[Page and application data records]
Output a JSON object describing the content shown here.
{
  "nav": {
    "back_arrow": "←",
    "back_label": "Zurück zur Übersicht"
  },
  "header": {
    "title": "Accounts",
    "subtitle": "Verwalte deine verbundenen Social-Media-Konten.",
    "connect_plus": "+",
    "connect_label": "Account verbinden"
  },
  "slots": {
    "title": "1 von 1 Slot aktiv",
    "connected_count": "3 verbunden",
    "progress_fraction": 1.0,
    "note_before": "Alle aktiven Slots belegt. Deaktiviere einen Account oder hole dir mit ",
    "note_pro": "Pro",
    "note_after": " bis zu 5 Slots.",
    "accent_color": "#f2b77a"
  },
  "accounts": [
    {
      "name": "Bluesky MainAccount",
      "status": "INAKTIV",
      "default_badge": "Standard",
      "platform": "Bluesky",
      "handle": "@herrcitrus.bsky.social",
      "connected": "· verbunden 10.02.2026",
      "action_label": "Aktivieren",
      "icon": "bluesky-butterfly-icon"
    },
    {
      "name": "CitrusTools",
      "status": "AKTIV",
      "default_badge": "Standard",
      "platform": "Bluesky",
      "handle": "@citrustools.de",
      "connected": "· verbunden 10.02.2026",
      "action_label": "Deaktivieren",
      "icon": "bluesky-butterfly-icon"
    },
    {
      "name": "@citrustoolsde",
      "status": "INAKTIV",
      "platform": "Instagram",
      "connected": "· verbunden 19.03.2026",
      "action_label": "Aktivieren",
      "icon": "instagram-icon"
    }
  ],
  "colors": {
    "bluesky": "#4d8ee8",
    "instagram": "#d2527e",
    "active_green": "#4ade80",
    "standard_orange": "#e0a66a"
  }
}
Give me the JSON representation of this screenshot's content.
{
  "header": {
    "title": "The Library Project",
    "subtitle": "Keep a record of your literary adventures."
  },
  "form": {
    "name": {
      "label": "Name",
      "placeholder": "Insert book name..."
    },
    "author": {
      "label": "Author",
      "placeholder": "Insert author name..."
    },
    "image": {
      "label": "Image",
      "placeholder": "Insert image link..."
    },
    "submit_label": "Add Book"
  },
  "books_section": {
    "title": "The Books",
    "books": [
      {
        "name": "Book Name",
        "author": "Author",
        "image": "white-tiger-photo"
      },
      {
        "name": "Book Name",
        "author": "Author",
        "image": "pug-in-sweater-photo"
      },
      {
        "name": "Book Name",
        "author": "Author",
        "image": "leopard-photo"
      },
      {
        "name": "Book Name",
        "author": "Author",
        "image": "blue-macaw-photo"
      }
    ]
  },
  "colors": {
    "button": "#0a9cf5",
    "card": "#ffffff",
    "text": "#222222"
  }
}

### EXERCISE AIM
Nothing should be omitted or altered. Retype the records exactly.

### TASK OUTPUT
Output a JSON object describing the content shown here.
{
  "nav": {
    "back_arrow": "←",
    "back_label": "Zurück zur Übersicht"
  },
  "header": {
    "title": "Accounts",
    "subtitle": "Verwalte deine verbundenen Social-Media-Konten.",
    "connect_plus": "+",
    "connect_label": "Account verbinden"
  },
  "slots": {
    "title": "1 von 1 Slot aktiv",
    "connected_count": "3 verbunden",
    "progress_fraction": 1.0,
    "note_before": "Alle aktiven Slots belegt. Deaktiviere einen Account oder hole dir mit ",
    "note_pro": "Pro",
    "note_after": " bis zu 5 Slots.",
    "accent_color": "#f2b77a"
  },
  "accounts": [
    {
      "name": "Bluesky MainAccount",
      "status": "INAKTIV",
      "default_badge": "Standard",
      "platform": "Bluesky",
      "handle": "@herrcitrus.bsky.social",
      "connected": "· verbunden 10.02.2026",
      "action_label": "Aktivieren",
      "icon": "bluesky-butterfly-icon"
    },
    {
      "name": "CitrusTools",
      "status": "AKTIV",
      "default_badge": "Standard",
      "platform": "Bluesky",
      "handle": "@citrustools.de",
      "connected": "· verbunden 10.02.2026",
      "action_label": "Deaktivieren",
      "icon": "bluesky-butterfly-icon"
    },
    {
      "name": "@citrustoolsde",
      "status": "INAKTIV",
      "platform": "Instagram",
      "connected": "· verbunden 19.03.2026",
      "action_label": "Aktivieren",
      "icon": "instagram-icon"
    }
  ],
  "colors": {
    "bluesky": "#4d8ee8",
    "instagram": "#d2527e",
    "active_green": "#4ade80",
    "standard_orange": "#e0a66a"
  }
}
Give me the JSON representation of this screenshot's content.
{
  "header": {
    "title": "The Library Project",
    "subtitle": "Keep a record of your literary adventures."
  },
  "form": {
    "name": {
      "label": "Name",
      "placeholder": "Insert book name..."
    },
    "author": {
      "label": "Author",
      "placeholder": "Insert author name..."
    },
    "image": {
      "label": "Image",
      "placeholder": "Insert image link..."
    },
    "submit_label": "Add Book"
  },
  "books_section": {
    "title": "The Books",
    "books": [
      {
        "name": "Book Name",
        "author": "Author",
        "image": "white-tiger-photo"
      },
      {
        "name": "Book Name",
        "author": "Author",
        "image": "pug-in-sweater-photo"
      },
      {
        "name": "Book Name",
        "author": "Author",
        "image": "leopard-photo"
      },
      {
        "name": "Book Name",
        "author": "Author",
        "image": "blue-macaw-photo"
      }
    ]
  },
  "colors": {
    "button": "#0a9cf5",
    "card": "#ffffff",
    "text": "#222222"
  }
}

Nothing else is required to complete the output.